- Unsurprisingly (especially given INTC's Q2 guidance hike), IDC thinks business PC upgrades stemming from Microsoft's (NASDAQ:MSFT) ending of Win. XP support helped out. But it also says consumer demand was better than expected, with sales of low-end PCs (inc. Chromebooks) improving amid slowing tablet growth.
- Sales in the U.S. and EMEA (two high-ASP regions) rose, while Asia-Pac (exc. Japan) still fell by nearly double digits. IDC now thinks full-year industry growth "could get closer to flat, rather than the May projection of -6%."
- IDC's Q1 share data points to industry leaders gaining at the expense of smaller players: Lenovo (OTCPK:LNVGY) 19.6% share, +270 bps Y/Y. HP (NYSE:HPQ) 18.3%, +190 bps. Dell 14%, +180 bps. Acer (OTC:ACEIY) 8.2%, -10 bps. Asus (OTC:ASUTY) 6.2%, +30 bps. Everyone else 33.6%, -690 bps.
Important news for Intel, no matter how you spin it. The company still derives a bit more than 60% of its revenues strictly from PC sales.
This news came on the heels of the company offering better-than-expected revenue guidance based on both business customers and retail PC sales. Intel engineering deals like the ones that it has with Google's (NASDAQ:GOOG) (NASDAQ:GOOGL) Chromebook have helped contribute to Intel's chip revenue, which has traditionally been the company's bread and butter offering.
I'm sure many of you recall that Intel shares found the most momentum I've seen them have in years following the company's surprise guidance hike that came on June 12th:
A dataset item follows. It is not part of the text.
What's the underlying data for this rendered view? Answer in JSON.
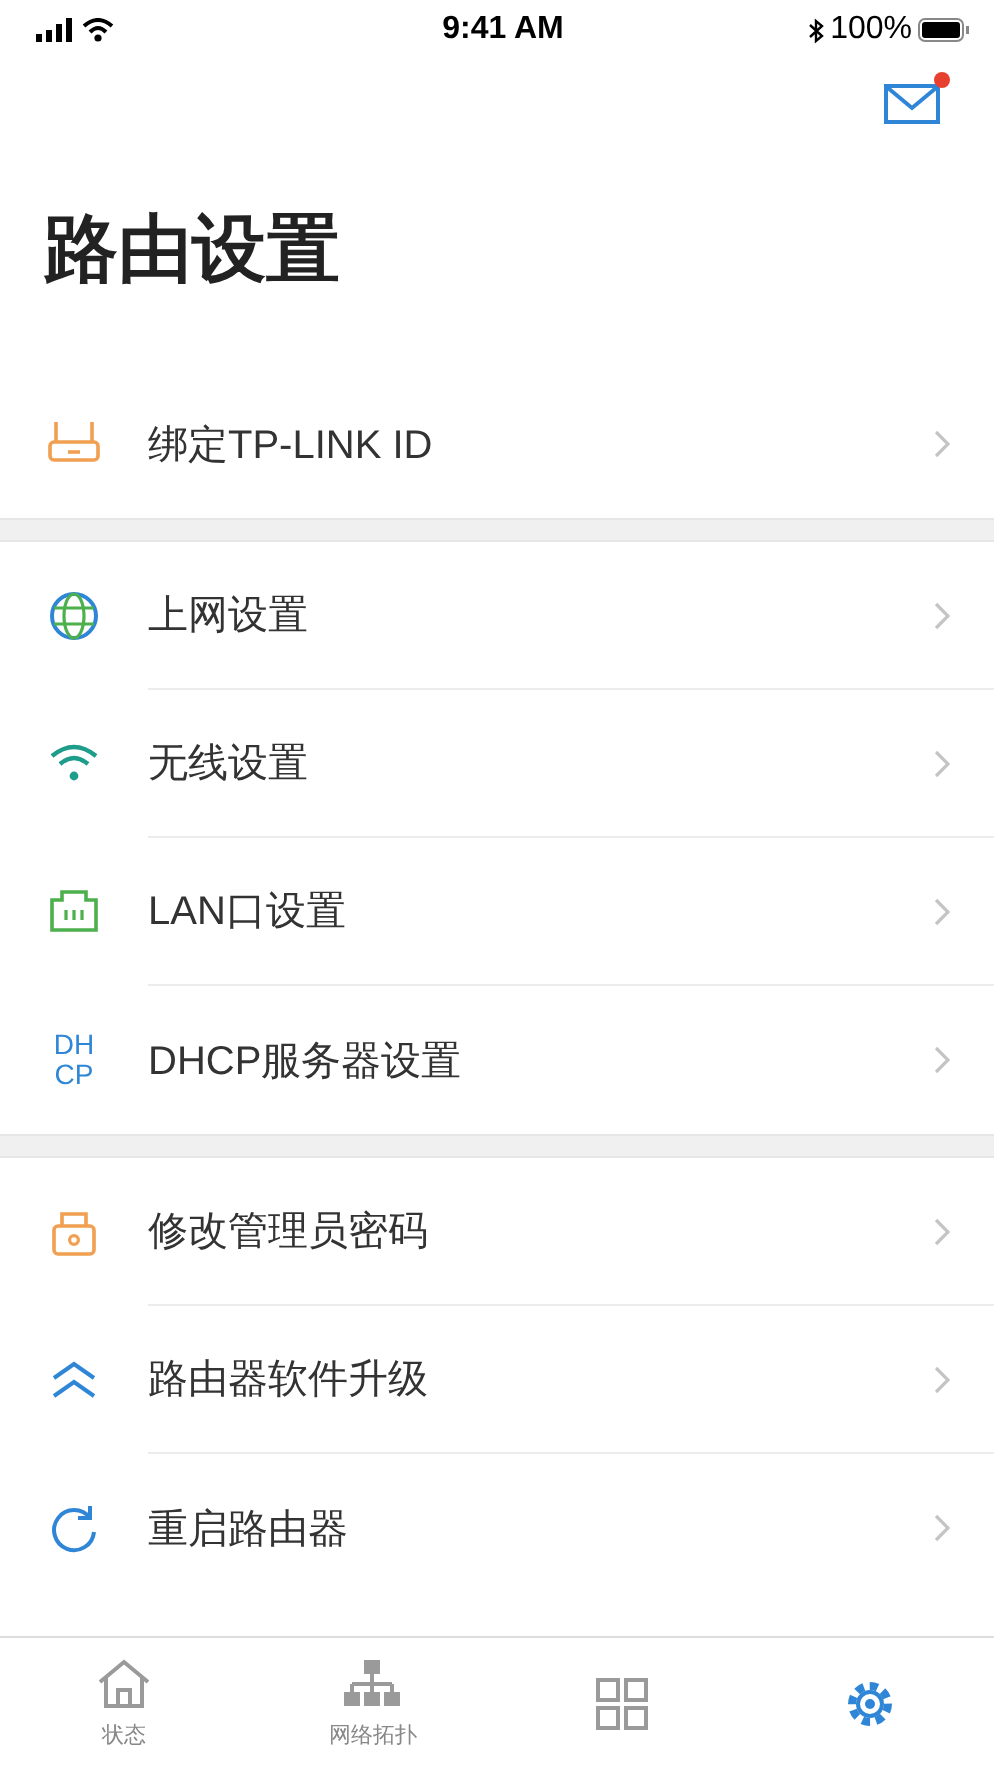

- Citing stronger-than-expected business PC demand, Intel now expects Q2 revenue of $13.4B-$14B, better than prior guidance of $12.5B-$13.5B and a $13B consensus.
- Moreover, the chip giant now expects "some revenue growth" for the whole of 2014, after previously guiding for flat sales; the consensus is for 0.7% growth.
- Full-year R&D/MG&A spending guidance has been upped by $300M to $19B-$19.4B.
- The guidance hike follows several quarters of narrowing PC shipment declines, thanks in large part to healthy corporate demand. Windows 7 system purchases tied to Microsoft's decision to end Windows XP support have played a key role.
Likely to move the needle the most this afternoon is going to be Intel's guidance for the future of the PC market. Aside from that, enterprise, server and mobile will also contribute. However, the main metric that analysts are going to be trying to gauge is whether or not the PC market decline is finally over. This is likely to also affect PC makers like HP and those tied directly to the sector, like Microsoft.
QTR isn't expecting too much stock volatility after earnings - this could be a great situation to write calls ahead of the report. The important information was already dropped in early June, and despite any massive guidance changes going forward, Intel's stock has basically already priced in this good report.
Disclosure: The author is long AAPL, BBRY. The author wrote this article themselves, and it expresses their own opinions. The author is not receiving compensation for it (other than from Seeking Alpha). The author has no business relationship with any company whose stock is mentioned in this article.